"""

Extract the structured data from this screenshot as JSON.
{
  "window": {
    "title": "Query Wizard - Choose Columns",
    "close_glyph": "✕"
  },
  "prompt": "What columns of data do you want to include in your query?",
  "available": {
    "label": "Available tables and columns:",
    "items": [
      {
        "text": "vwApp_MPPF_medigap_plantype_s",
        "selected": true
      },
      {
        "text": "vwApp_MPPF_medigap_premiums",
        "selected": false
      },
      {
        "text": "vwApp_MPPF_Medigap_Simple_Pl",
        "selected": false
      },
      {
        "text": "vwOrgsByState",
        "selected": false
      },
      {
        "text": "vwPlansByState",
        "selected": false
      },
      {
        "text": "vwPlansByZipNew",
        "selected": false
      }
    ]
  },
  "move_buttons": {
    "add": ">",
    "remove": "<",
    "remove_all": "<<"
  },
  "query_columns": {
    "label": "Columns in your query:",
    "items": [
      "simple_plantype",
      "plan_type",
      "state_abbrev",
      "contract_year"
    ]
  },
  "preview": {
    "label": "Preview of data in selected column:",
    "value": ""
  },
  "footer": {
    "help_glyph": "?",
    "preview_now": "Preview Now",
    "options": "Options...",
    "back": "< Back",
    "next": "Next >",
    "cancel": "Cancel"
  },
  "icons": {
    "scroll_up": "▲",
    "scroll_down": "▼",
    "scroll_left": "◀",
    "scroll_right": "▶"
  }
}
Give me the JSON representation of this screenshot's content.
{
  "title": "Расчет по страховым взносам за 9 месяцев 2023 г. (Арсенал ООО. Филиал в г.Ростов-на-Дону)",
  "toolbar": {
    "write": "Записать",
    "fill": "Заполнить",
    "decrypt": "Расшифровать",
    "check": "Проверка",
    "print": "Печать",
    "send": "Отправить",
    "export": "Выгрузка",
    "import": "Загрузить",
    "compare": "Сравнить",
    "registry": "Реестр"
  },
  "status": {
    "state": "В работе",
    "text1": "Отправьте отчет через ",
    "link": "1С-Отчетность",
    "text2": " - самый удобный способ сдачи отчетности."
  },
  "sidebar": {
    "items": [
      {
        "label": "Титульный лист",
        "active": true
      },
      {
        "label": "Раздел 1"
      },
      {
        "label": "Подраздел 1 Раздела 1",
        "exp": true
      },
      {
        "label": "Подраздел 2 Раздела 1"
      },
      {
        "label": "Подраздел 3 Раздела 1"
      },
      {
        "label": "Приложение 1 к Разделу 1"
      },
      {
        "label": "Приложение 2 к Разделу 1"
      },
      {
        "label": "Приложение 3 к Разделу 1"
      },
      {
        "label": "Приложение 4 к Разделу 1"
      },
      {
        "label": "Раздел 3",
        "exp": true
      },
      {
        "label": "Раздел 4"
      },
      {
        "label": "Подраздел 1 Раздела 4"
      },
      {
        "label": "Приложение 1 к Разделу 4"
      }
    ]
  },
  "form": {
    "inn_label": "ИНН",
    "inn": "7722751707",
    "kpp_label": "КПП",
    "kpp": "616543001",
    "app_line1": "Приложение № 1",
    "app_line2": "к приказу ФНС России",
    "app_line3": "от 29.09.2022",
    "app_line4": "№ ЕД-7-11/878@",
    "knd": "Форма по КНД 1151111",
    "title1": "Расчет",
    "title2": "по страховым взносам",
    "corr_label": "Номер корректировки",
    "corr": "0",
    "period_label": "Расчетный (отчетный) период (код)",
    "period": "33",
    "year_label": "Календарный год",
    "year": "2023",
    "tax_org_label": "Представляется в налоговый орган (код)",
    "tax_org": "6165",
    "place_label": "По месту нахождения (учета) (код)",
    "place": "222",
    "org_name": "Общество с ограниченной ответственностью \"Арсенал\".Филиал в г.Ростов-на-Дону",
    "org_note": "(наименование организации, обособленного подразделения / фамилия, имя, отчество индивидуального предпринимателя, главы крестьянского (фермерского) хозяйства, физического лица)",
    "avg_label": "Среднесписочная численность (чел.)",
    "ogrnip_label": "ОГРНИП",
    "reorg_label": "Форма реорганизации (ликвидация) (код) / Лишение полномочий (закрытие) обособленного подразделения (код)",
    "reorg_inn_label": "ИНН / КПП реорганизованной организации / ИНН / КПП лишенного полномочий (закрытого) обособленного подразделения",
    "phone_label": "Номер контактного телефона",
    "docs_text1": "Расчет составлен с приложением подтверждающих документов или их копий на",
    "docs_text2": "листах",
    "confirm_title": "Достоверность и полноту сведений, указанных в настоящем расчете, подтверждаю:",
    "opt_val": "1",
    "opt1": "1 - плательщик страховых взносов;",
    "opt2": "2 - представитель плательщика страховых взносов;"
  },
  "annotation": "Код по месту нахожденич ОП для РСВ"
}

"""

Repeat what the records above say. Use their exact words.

■ Result below
Extract the structured data from this screenshot as JSON.
{
  "window": {
    "title": "Query Wizard - Choose Columns",
    "close_glyph": "✕"
  },
  "prompt": "What columns of data do you want to include in your query?",
  "available": {
    "label": "Available tables and columns:",
    "items": [
      {
        "text": "vwApp_MPPF_medigap_plantype_s",
        "selected": true
      },
      {
        "text": "vwApp_MPPF_medigap_premiums",
        "selected": false
      },
      {
        "text": "vwApp_MPPF_Medigap_Simple_Pl",
        "selected": false
      },
      {
        "text": "vwOrgsByState",
        "selected": false
      },
      {
        "text": "vwPlansByState",
        "selected": false
      },
      {
        "text": "vwPlansByZipNew",
        "selected": false
      }
    ]
  },
  "move_buttons": {
    "add": ">",
    "remove": "<",
    "remove_all": "<<"
  },
  "query_columns": {
    "label": "Columns in your query:",
    "items": [
      "simple_plantype",
      "plan_type",
      "state_abbrev",
      "contract_year"
    ]
  },
  "preview": {
    "label": "Preview of data in selected column:",
    "value": ""
  },
  "footer": {
    "help_glyph": "?",
    "preview_now": "Preview Now",
    "options": "Options...",
    "back": "< Back",
    "next": "Next >",
    "cancel": "Cancel"
  },
  "icons": {
    "scroll_up": "▲",
    "scroll_down": "▼",
    "scroll_left": "◀",
    "scroll_right": "▶"
  }
}
Give me the JSON representation of this screenshot's content.
{
  "title": "Расчет по страховым взносам за 9 месяцев 2023 г. (Арсенал ООО. Филиал в г.Ростов-на-Дону)",
  "toolbar": {
    "write": "Записать",
    "fill": "Заполнить",
    "decrypt": "Расшифровать",
    "check": "Проверка",
    "print": "Печать",
    "send": "Отправить",
    "export": "Выгрузка",
    "import": "Загрузить",
    "compare": "Сравнить",
    "registry": "Реестр"
  },
  "status": {
    "state": "В работе",
    "text1": "Отправьте отчет через ",
    "link": "1С-Отчетность",
    "text2": " - самый удобный способ сдачи отчетности."
  },
  "sidebar": {
    "items": [
      {
        "label": "Титульный лист",
        "active": true
      },
      {
        "label": "Раздел 1"
      },
      {
        "label": "Подраздел 1 Раздела 1",
        "exp": true
      },
      {
        "label": "Подраздел 2 Раздела 1"
      },
      {
        "label": "Подраздел 3 Раздела 1"
      },
      {
        "label": "Приложение 1 к Разделу 1"
      },
      {
        "label": "Приложение 2 к Разделу 1"
      },
      {
        "label": "Приложение 3 к Разделу 1"
      },
      {
        "label": "Приложение 4 к Разделу 1"
      },
      {
        "label": "Раздел 3",
        "exp": true
      },
      {
        "label": "Раздел 4"
      },
      {
        "label": "Подраздел 1 Раздела 4"
      },
      {
        "label": "Приложение 1 к Разделу 4"
      }
    ]
  },
  "form": {
    "inn_label": "ИНН",
    "inn": "7722751707",
    "kpp_label": "КПП",
    "kpp": "616543001",
    "app_line1": "Приложение № 1",
    "app_line2": "к приказу ФНС России",
    "app_line3": "от 29.09.2022",
    "app_line4": "№ ЕД-7-11/878@",
    "knd": "Форма по КНД 1151111",
    "title1": "Расчет",
    "title2": "по страховым взносам",
    "corr_label": "Номер корректировки",
    "corr": "0",
    "period_label": "Расчетный (отчетный) период (код)",
    "period": "33",
    "year_label": "Календарный год",
    "year": "2023",
    "tax_org_label": "Представляется в налоговый орган (код)",
    "tax_org": "6165",
    "place_label": "По месту нахождения (учета) (код)",
    "place": "222",
    "org_name": "Общество с ограниченной ответственностью \"Арсенал\".Филиал в г.Ростов-на-Дону",
    "org_note": "(наименование организации, обособленного подразделения / фамилия, имя, отчество индивидуального предпринимателя, главы крестьянского (фермерского) хозяйства, физического лица)",
    "avg_label": "Среднесписочная численность (чел.)",
    "ogrnip_label": "ОГРНИП",
    "reorg_label": "Форма реорганизации (ликвидация) (код) / Лишение полномочий (закрытие) обособленного подразделения (код)",
    "reorg_inn_label": "ИНН / КПП реорганизованной организации / ИНН / КПП лишенного полномочий (закрытого) обособленного подразделения",
    "phone_label": "Номер контактного телефона",
    "docs_text1": "Расчет составлен с приложением подтверждающих документов или их копий на",
    "docs_text2": "листах",
    "confirm_title": "Достоверность и полноту сведений, указанных в настоящем расчете, подтверждаю:",
    "opt_val": "1",
    "opt1": "1 - плательщик страховых взносов;",
    "opt2": "2 - представитель плательщика страховых взносов;"
  },
  "annotation": "Код по месту нахожденич ОП для РСВ"
}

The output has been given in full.